many times before, the first gig almost a decade before, taking his
first tender steps as an MC at London’s Comedy Store to prepping for
the Edinburgh fringe at Stratford years later. I was intrigued to know
how his comedy had changed – a few years more years down the road.
That first gig at the Comedy Store, it was obvious Monahan had
something special. I imagined a meteoric rise, with a name in lights,
books and huge US tours and he’s certainly had a few high-profile gigs
for Sport Relief and the comedy ‘reality show’ Show Me the Funny,
(which he won, unsurprisingly). Though not yet the brilliant success
he deserves, he seems to do pretty well.
The KAC gig was the usual mix of hugs and audience participation. The
rambling stories didn’t always end with a punch line, but you enjoyed
the journey. The intimacy of the KAC, in an old church added to the
sense of community and feeling part of a family, which is often the
feeling you get from a Monahan gig.
As we settled down to talk after a particularly sweaty gig on one of
the hottest days of the year, there was a soft quality to Patrick’s
eyes and a gentle demeanour, so I asked him where this warm nature
He seemed momentarily surprised by the question as though it was the
first time someone had picked up on the unusualness of this aspect of
his character and penchant for cuddling strangers and he hesitated. He
said it was parenting. He grew up in Teeside, and by his own admission
it was tough and great at the same, because he could choose to react
to a dangerous situation with aggression, or with humour and affection
instead. During his gig he told the story of the youth on the bus with
a boombox playing loudly, annoying fellow passengers. Sexy dance
uncomfortably near the youth – disarm with humour.
Being the daughter of two immigrants myself, I wanted to know, which
characteristics Monahan, this drug and alcohol-free comic, the son of
an Iranian mother and an Irish father inherited from his parents, “The
story-telling from my father and passion and creativity from my
mother.” When I pushed a little further to get a darker view, he
seemed reluctant to answer or was at a loss, but chose time keeping
and over-dramatisation as well. He avoids drink as he’s witnessed
first-hand the sad descent of other comics into that murky world and
has never touched a drop.
He also seemed genuinely interested in my story of being raised by
immigrant parents. Monahan is focused and hard working evidently, but

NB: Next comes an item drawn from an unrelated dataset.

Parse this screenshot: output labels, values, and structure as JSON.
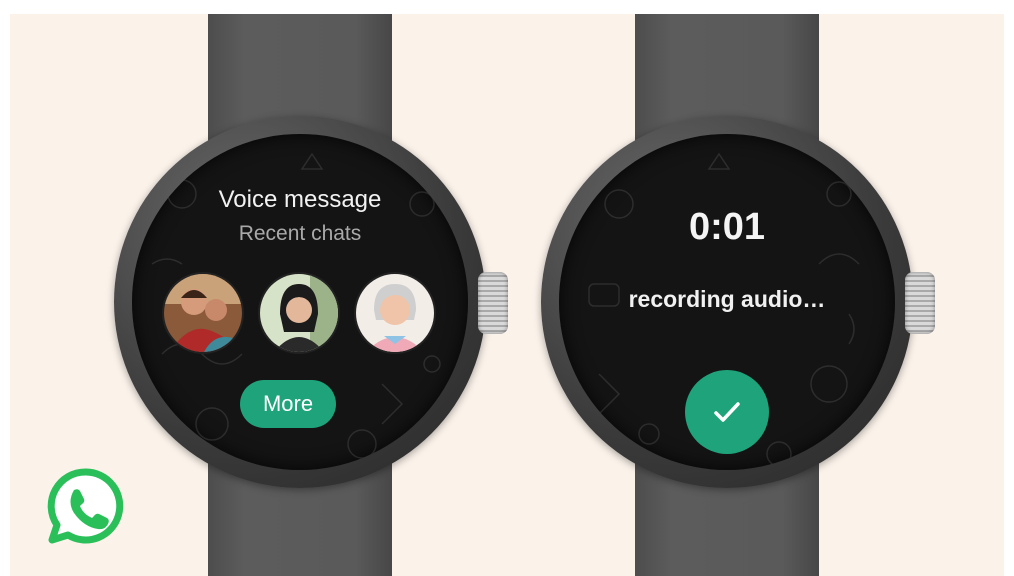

there’s no sense of ego about him. When asked about being ‘too nice’
for the showbiz world, he said, “Possibly. I could do panel shows and
be nasty about people, swearing, but that’s just not me.” We talked
about whether the tide would turn towards the popularity of ‘nice’
comics, but that seems to be a bygone age. When he was growing up, his
comic heroes were Dave Allen, Richard Pryor and Tommy Cooper, yet
there was an acerbic side to all of them I’ve never seen in Monahan.
When asked about the secret of his act, Monahan said it was “90%
personality and 10% content, at the beginning it was just all jokes,
now it’s off the cuff,” which wasn’t quite enough for those of us in
the audience who wanted a few more jokes and observational insights,
and perhaps more depth. But what keeps Monahan going is that people
keep coming to his shows, large and small. And, he gives consistent
performances, whether for an audience of children or adults, the
energy and generosity’s the same.
Monahan does a lot of charitable work. He’s completed the Great North
Run for Zoe’s place, a children’s charity in Middlesbrough. He
certainly hasn’t forgotten his roots.
I could’ve talked all evening as his answers all seemed considered and
thoughtful, and if there was any artifice, I didn’t spot any. There
was a sense of peace too, like you’d spent some time with a good
friend. Though walking away I couldn’t help thinking that more
good-quality material could get Patrick from great to meteoric, which
is where all his fans want him to be.
Best piece of advice: “Fail to prepare, prepare to fail.”
Nicest thing anyone has said about your comedy: “Family-friendly, for everyone.”